**Exercise instructions**
An exact, complete printout of the listing is wanted, minus its images.

**Information given**
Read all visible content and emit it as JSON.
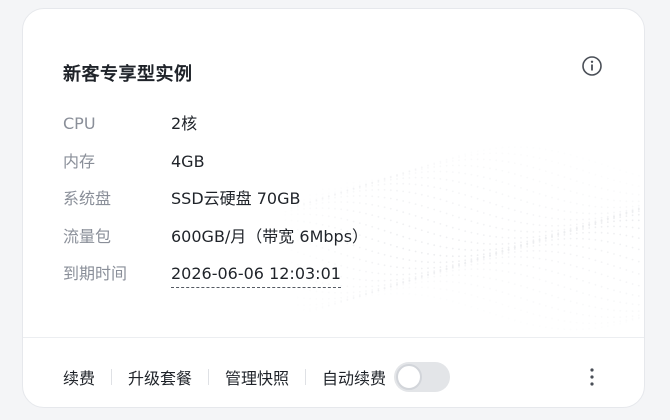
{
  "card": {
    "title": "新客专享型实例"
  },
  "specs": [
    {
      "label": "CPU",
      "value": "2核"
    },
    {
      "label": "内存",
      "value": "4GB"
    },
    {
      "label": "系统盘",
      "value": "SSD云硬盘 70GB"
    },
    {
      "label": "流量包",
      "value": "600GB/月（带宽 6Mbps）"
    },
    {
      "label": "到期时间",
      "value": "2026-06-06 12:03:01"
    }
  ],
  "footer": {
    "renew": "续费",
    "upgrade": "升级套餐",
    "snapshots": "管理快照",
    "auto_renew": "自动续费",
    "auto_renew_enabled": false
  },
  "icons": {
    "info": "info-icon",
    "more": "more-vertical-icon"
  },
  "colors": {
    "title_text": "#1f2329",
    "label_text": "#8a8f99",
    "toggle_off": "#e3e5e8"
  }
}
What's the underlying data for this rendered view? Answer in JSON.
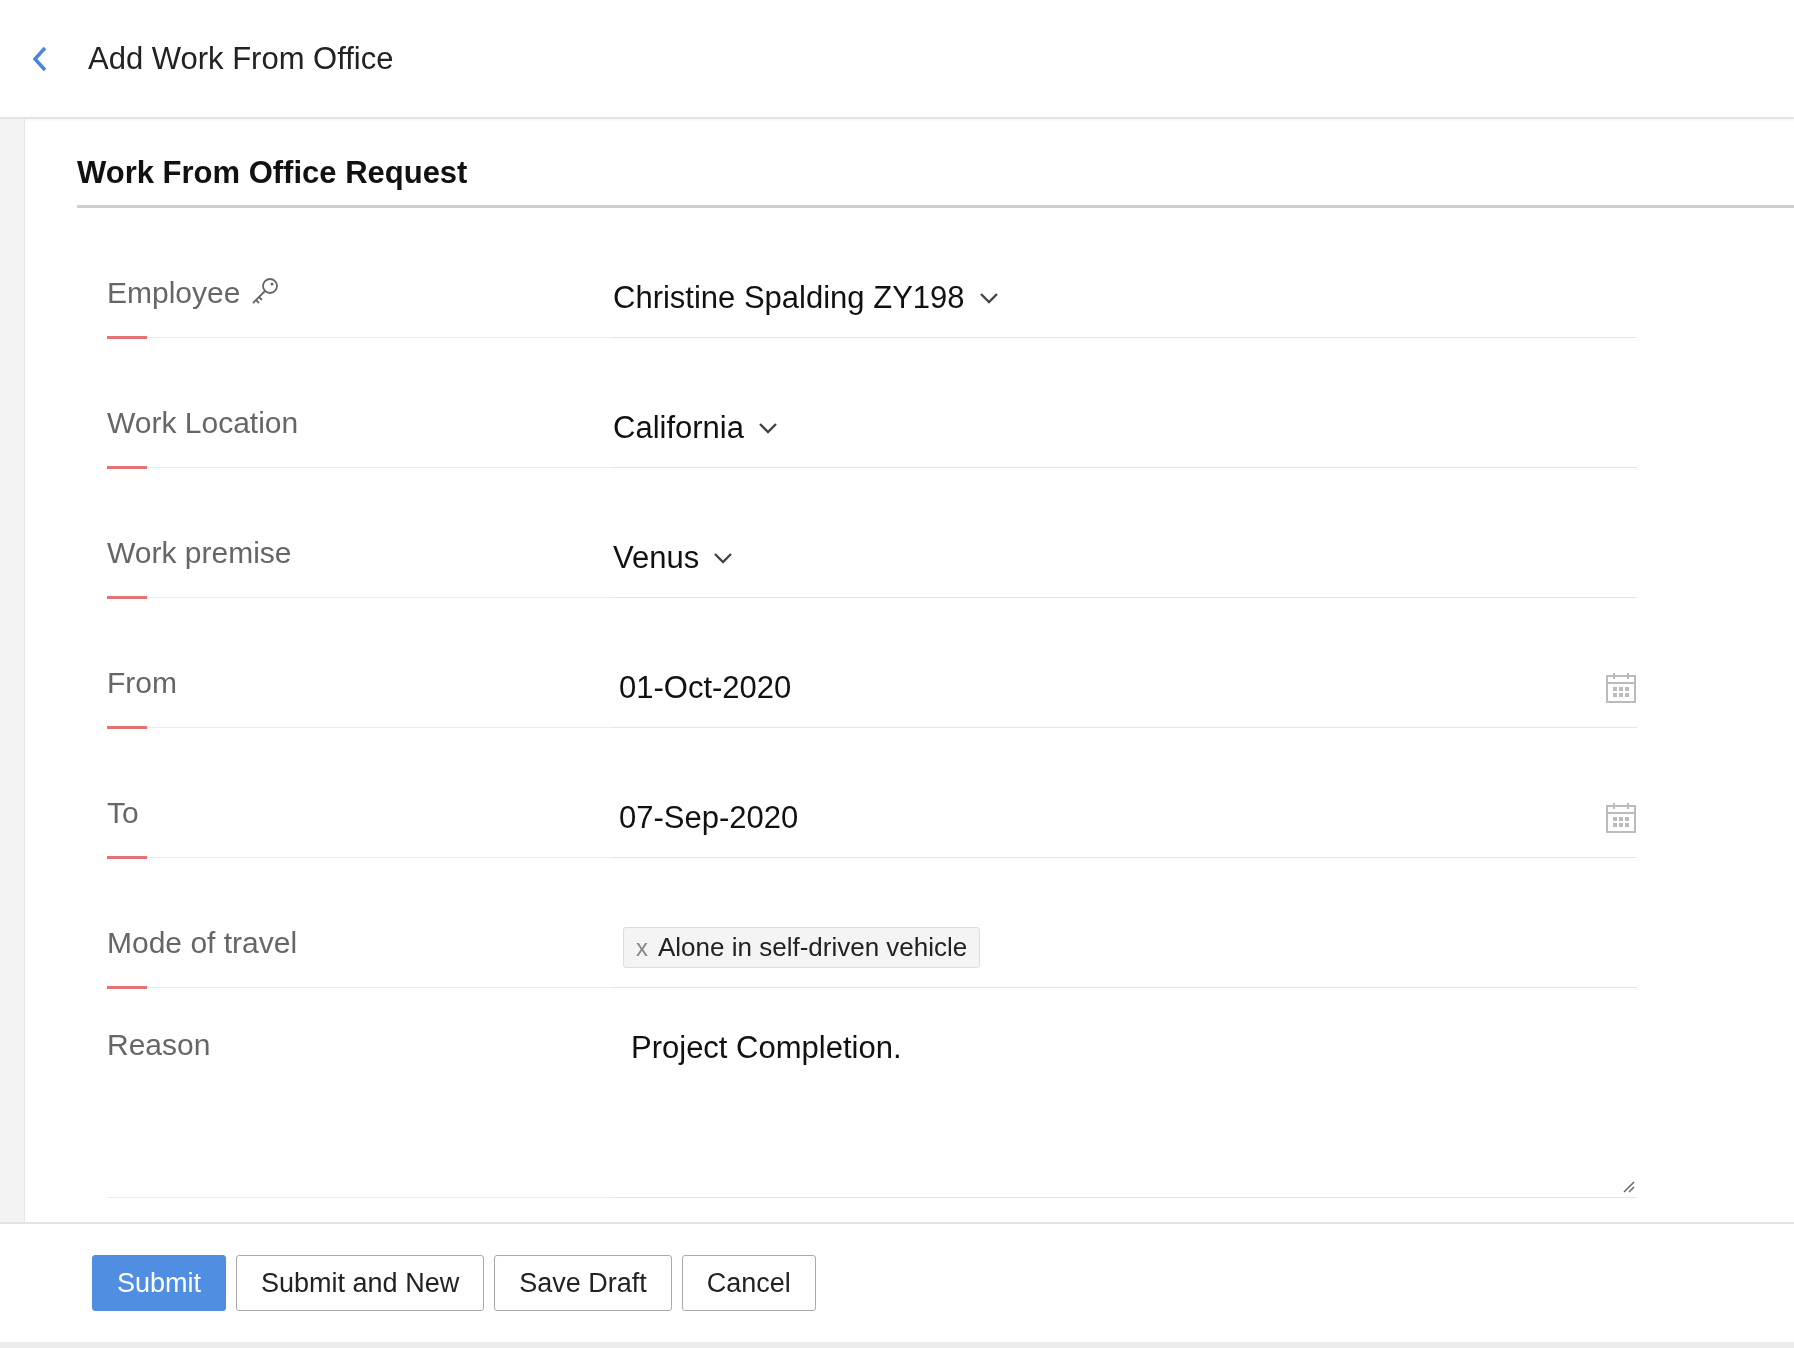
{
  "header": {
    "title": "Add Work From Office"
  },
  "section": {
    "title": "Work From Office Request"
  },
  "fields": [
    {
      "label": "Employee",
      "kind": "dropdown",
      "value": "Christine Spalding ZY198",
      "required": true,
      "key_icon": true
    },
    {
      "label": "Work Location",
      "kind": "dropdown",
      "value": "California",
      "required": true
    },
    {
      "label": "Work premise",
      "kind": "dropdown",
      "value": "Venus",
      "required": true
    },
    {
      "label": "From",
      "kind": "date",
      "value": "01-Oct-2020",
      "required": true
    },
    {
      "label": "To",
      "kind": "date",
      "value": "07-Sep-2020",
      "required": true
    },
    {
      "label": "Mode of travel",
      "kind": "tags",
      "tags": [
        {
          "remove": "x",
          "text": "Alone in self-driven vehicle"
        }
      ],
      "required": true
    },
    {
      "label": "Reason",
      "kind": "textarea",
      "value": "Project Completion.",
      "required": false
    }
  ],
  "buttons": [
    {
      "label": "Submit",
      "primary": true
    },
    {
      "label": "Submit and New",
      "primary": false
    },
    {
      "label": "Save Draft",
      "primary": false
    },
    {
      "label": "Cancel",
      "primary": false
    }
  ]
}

**Written answer**
Read all visible content and emit it as JSON.
{
  "card": {
    "title": "新客专享型实例"
  },
  "specs": [
    {
      "label": "CPU",
      "value": "2核"
    },
    {
      "label": "内存",
      "value": "4GB"
    },
    {
      "label": "系统盘",
      "value": "SSD云硬盘 70GB"
    },
    {
      "label": "流量包",
      "value": "600GB/月（带宽 6Mbps）"
    },
    {
      "label": "到期时间",
      "value": "2026-06-06 12:03:01"
    }
  ],
  "footer": {
    "renew": "续费",
    "upgrade": "升级套餐",
    "snapshots": "管理快照",
    "auto_renew": "自动续费",
    "auto_renew_enabled": false
  },
  "icons": {
    "info": "info-icon",
    "more": "more-vertical-icon"
  },
  "colors": {
    "title_text": "#1f2329",
    "label_text": "#8a8f99",
    "toggle_off": "#e3e5e8"
  }
}
What's the underlying data for this rendered view? Answer in JSON.
{
  "header": {
    "title": "Add Work From Office"
  },
  "section": {
    "title": "Work From Office Request"
  },
  "fields": [
    {
      "label": "Employee",
      "kind": "dropdown",
      "value": "Christine Spalding ZY198",
      "required": true,
      "key_icon": true
    },
    {
      "label": "Work Location",
      "kind": "dropdown",
      "value": "California",
      "required": true
    },
    {
      "label": "Work premise",
      "kind": "dropdown",
      "value": "Venus",
      "required": true
    },
    {
      "label": "From",
      "kind": "date",
      "value": "01-Oct-2020",
      "required": true
    },
    {
      "label": "To",
      "kind": "date",
      "value": "07-Sep-2020",
      "required": true
    },
    {
      "label": "Mode of travel",
      "kind": "tags",
      "tags": [
        {
          "remove": "x",
          "text": "Alone in self-driven vehicle"
        }
      ],
      "required": true
    },
    {
      "label": "Reason",
      "kind": "textarea",
      "value": "Project Completion.",
      "required": false
    }
  ],
  "buttons": [
    {
      "label": "Submit",
      "primary": true
    },
    {
      "label": "Submit and New",
      "primary": false
    },
    {
      "label": "Save Draft",
      "primary": false
    },
    {
      "label": "Cancel",
      "primary": false
    }
  ]
}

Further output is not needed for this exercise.